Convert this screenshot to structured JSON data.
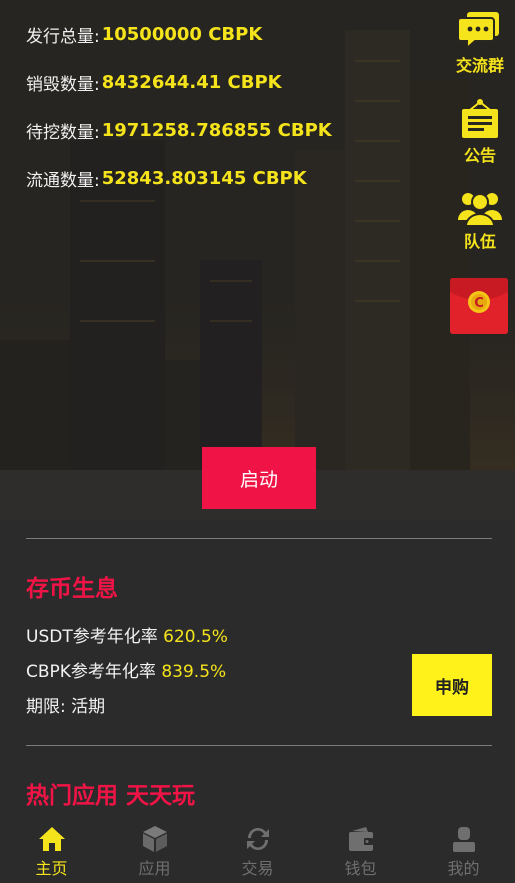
{
  "stats": [
    {
      "label": "发行总量:",
      "value": "10500000 CBPK"
    },
    {
      "label": "销毁数量:",
      "value": "8432644.41 CBPK"
    },
    {
      "label": "待挖数量:",
      "value": "1971258.786855 CBPK"
    },
    {
      "label": "流通数量:",
      "value": "52843.803145 CBPK"
    }
  ],
  "side": {
    "chat_label": "交流群",
    "notice_label": "公告",
    "team_label": "队伍"
  },
  "start_label": "启动",
  "savings": {
    "title": "存币生息",
    "usdt_label": "USDT参考年化率",
    "usdt_rate": "620.5%",
    "cbpk_label": "CBPK参考年化率",
    "cbpk_rate": "839.5%",
    "term_label": "期限:",
    "term_value": "活期",
    "subscribe_label": "申购"
  },
  "hot": {
    "title": "热门应用 天天玩"
  },
  "tabs": [
    {
      "label": "主页",
      "icon": "home-icon",
      "active": true
    },
    {
      "label": "应用",
      "icon": "cube-icon",
      "active": false
    },
    {
      "label": "交易",
      "icon": "refresh-icon",
      "active": false
    },
    {
      "label": "钱包",
      "icon": "wallet-icon",
      "active": false
    },
    {
      "label": "我的",
      "icon": "user-icon",
      "active": false
    }
  ],
  "colors": {
    "accent_yellow": "#f5e31b",
    "accent_red": "#f01446",
    "background": "#2b2b2b"
  }
}
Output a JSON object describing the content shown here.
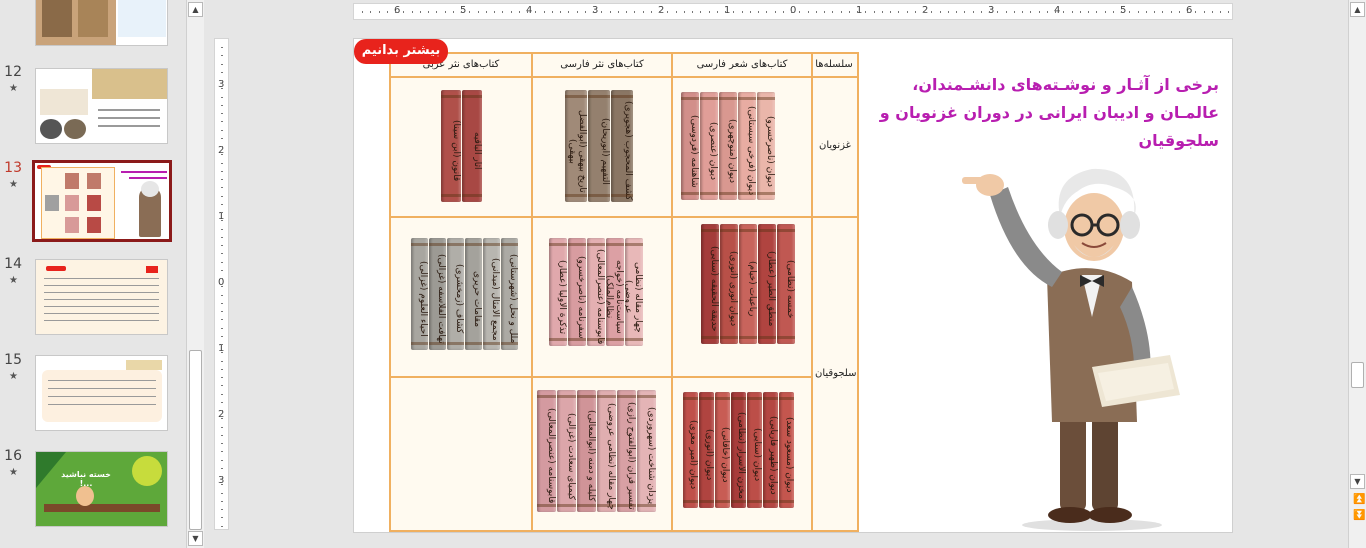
{
  "thumbnails": {
    "slides": [
      {
        "number": "",
        "star": "",
        "active": false
      },
      {
        "number": "12",
        "star": "★",
        "active": false
      },
      {
        "number": "13",
        "star": "★",
        "active": true
      },
      {
        "number": "14",
        "star": "★",
        "active": false
      },
      {
        "number": "15",
        "star": "★",
        "active": false
      },
      {
        "number": "16",
        "star": "★",
        "active": false
      }
    ],
    "slide16_caption": "خسته نباشید ...!"
  },
  "ruler": {
    "h_labels": [
      "6",
      "5",
      "4",
      "3",
      "2",
      "1",
      "0",
      "1",
      "2",
      "3",
      "4",
      "5",
      "6"
    ],
    "v_labels": [
      "3",
      "2",
      "1",
      "0",
      "1",
      "2",
      "3"
    ]
  },
  "slide": {
    "badge": "بیشتر بدانیم",
    "title": "برخی از آثـار و نوشـته‌های دانشـمندان، عالمـان و ادیبان ایرانی در دوران غزنویان و سلجوقیان",
    "table": {
      "headers": [
        "سلسله‌ها",
        "کتاب‌های شعر فارسی",
        "کتاب‌های نثر فارسی",
        "کتاب‌های نثر عربی"
      ],
      "rows": [
        "غزنویان",
        "سلجوقیان"
      ]
    },
    "books": {
      "ghaznavid_poetry": [
        "شاهنامه (فردوسی)",
        "دیوان (عنصری)",
        "دیوان (منوچهری)",
        "دیوان (فرخی سیستانی)",
        "دیوان (ناصرخسرو)"
      ],
      "ghaznavid_prose_fa": [
        "تاریخ بیهقی (ابوالفضل بیهقی)",
        "التفهیم (ابوریحان)",
        "کشف المحجوب (هجویری)"
      ],
      "ghaznavid_prose_ar": [
        "قانون (ابن سینا)",
        "آثار الباقیه"
      ],
      "seljuq_poetry": [
        "حدیقة الحقیقه (سنایی)",
        "دیوان انوری (انوری)",
        "رباعیات (خیام)",
        "منطق الطیر (عطار)",
        "خمسه (نظامی)"
      ],
      "seljuq_prose_fa": [
        "تذکرة الاولیا (عطار)",
        "سفرنامه (ناصرخسرو)",
        "قابوسنامه (عنصرالمعالی)",
        "سیاست‌نامه (خواجه نظام‌الملک)",
        "چهار مقاله (نظامی عروضی)"
      ],
      "seljuq_prose_ar": [
        "احیاء العلوم (غزالی)",
        "تهافت الفلاسفه (غزالی)",
        "کشاف (زمخشری)",
        "مقامات حریری",
        "مجمع الامثال (میدانی)",
        "ملل و نحل (شهرستانی)"
      ],
      "row3_prose_fa": [
        "قابوسنامه (عنصرالمعالی)",
        "کیمیای سعادت (غزالی)",
        "کلیله و دمنه (ابوالمعالی)",
        "چهار مقاله (نظامی عروضی)",
        "تفسیر قرآن (ابوالفتوح رازی)",
        "یزدان شناخت (سهروردی)"
      ],
      "row3_poetry": [
        "دیوان (امیر معزی)",
        "دیوان (انوری)",
        "دیوان (خاقانی)",
        "مخزن الاسرار (نظامی)",
        "دیوان (سنایی)",
        "دیوان (ظهیر فاریابی)",
        "دیوان (مسعود سعد)"
      ]
    }
  },
  "colors": {
    "accent_red": "#e8231c",
    "title_magenta": "#b81eb0",
    "grid_orange": "#f0b060",
    "active_thumb_border": "#8b1a1a"
  }
}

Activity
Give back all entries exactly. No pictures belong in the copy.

Final answer
Convert this screenshot to structured JSON data.
{
  "stats": [
    {
      "label": "发行总量:",
      "value": "10500000 CBPK"
    },
    {
      "label": "销毁数量:",
      "value": "8432644.41 CBPK"
    },
    {
      "label": "待挖数量:",
      "value": "1971258.786855 CBPK"
    },
    {
      "label": "流通数量:",
      "value": "52843.803145 CBPK"
    }
  ],
  "side": {
    "chat_label": "交流群",
    "notice_label": "公告",
    "team_label": "队伍"
  },
  "start_label": "启动",
  "savings": {
    "title": "存币生息",
    "usdt_label": "USDT参考年化率",
    "usdt_rate": "620.5%",
    "cbpk_label": "CBPK参考年化率",
    "cbpk_rate": "839.5%",
    "term_label": "期限:",
    "term_value": "活期",
    "subscribe_label": "申购"
  },
  "hot": {
    "title": "热门应用 天天玩"
  },
  "tabs": [
    {
      "label": "主页",
      "icon": "home-icon",
      "active": true
    },
    {
      "label": "应用",
      "icon": "cube-icon",
      "active": false
    },
    {
      "label": "交易",
      "icon": "refresh-icon",
      "active": false
    },
    {
      "label": "钱包",
      "icon": "wallet-icon",
      "active": false
    },
    {
      "label": "我的",
      "icon": "user-icon",
      "active": false
    }
  ],
  "colors": {
    "accent_yellow": "#f5e31b",
    "accent_red": "#f01446",
    "background": "#2b2b2b"
  }
}
Output a JSON object describing the content shown here.
{
  "thumbnails": {
    "slides": [
      {
        "number": "",
        "star": "",
        "active": false
      },
      {
        "number": "12",
        "star": "★",
        "active": false
      },
      {
        "number": "13",
        "star": "★",
        "active": true
      },
      {
        "number": "14",
        "star": "★",
        "active": false
      },
      {
        "number": "15",
        "star": "★",
        "active": false
      },
      {
        "number": "16",
        "star": "★",
        "active": false
      }
    ],
    "slide16_caption": "خسته نباشید ...!"
  },
  "ruler": {
    "h_labels": [
      "6",
      "5",
      "4",
      "3",
      "2",
      "1",
      "0",
      "1",
      "2",
      "3",
      "4",
      "5",
      "6"
    ],
    "v_labels": [
      "3",
      "2",
      "1",
      "0",
      "1",
      "2",
      "3"
    ]
  },
  "slide": {
    "badge": "بیشتر بدانیم",
    "title": "برخی از آثـار و نوشـته‌های دانشـمندان، عالمـان و ادیبان ایرانی در دوران غزنویان و سلجوقیان",
    "table": {
      "headers": [
        "سلسله‌ها",
        "کتاب‌های شعر فارسی",
        "کتاب‌های نثر فارسی",
        "کتاب‌های نثر عربی"
      ],
      "rows": [
        "غزنویان",
        "سلجوقیان"
      ]
    },
    "books": {
      "ghaznavid_poetry": [
        "شاهنامه (فردوسی)",
        "دیوان (عنصری)",
        "دیوان (منوچهری)",
        "دیوان (فرخی سیستانی)",
        "دیوان (ناصرخسرو)"
      ],
      "ghaznavid_prose_fa": [
        "تاریخ بیهقی (ابوالفضل بیهقی)",
        "التفهیم (ابوریحان)",
        "کشف المحجوب (هجویری)"
      ],
      "ghaznavid_prose_ar": [
        "قانون (ابن سینا)",
        "آثار الباقیه"
      ],
      "seljuq_poetry": [
        "حدیقة الحقیقه (سنایی)",
        "دیوان انوری (انوری)",
        "رباعیات (خیام)",
        "منطق الطیر (عطار)",
        "خمسه (نظامی)"
      ],
      "seljuq_prose_fa": [
        "تذکرة الاولیا (عطار)",
        "سفرنامه (ناصرخسرو)",
        "قابوسنامه (عنصرالمعالی)",
        "سیاست‌نامه (خواجه نظام‌الملک)",
        "چهار مقاله (نظامی عروضی)"
      ],
      "seljuq_prose_ar": [
        "احیاء العلوم (غزالی)",
        "تهافت الفلاسفه (غزالی)",
        "کشاف (زمخشری)",
        "مقامات حریری",
        "مجمع الامثال (میدانی)",
        "ملل و نحل (شهرستانی)"
      ],
      "row3_prose_fa": [
        "قابوسنامه (عنصرالمعالی)",
        "کیمیای سعادت (غزالی)",
        "کلیله و دمنه (ابوالمعالی)",
        "چهار مقاله (نظامی عروضی)",
        "تفسیر قرآن (ابوالفتوح رازی)",
        "یزدان شناخت (سهروردی)"
      ],
      "row3_poetry": [
        "دیوان (امیر معزی)",
        "دیوان (انوری)",
        "دیوان (خاقانی)",
        "مخزن الاسرار (نظامی)",
        "دیوان (سنایی)",
        "دیوان (ظهیر فاریابی)",
        "دیوان (مسعود سعد)"
      ]
    }
  },
  "colors": {
    "accent_red": "#e8231c",
    "title_magenta": "#b81eb0",
    "grid_orange": "#f0b060",
    "active_thumb_border": "#8b1a1a"
  }
}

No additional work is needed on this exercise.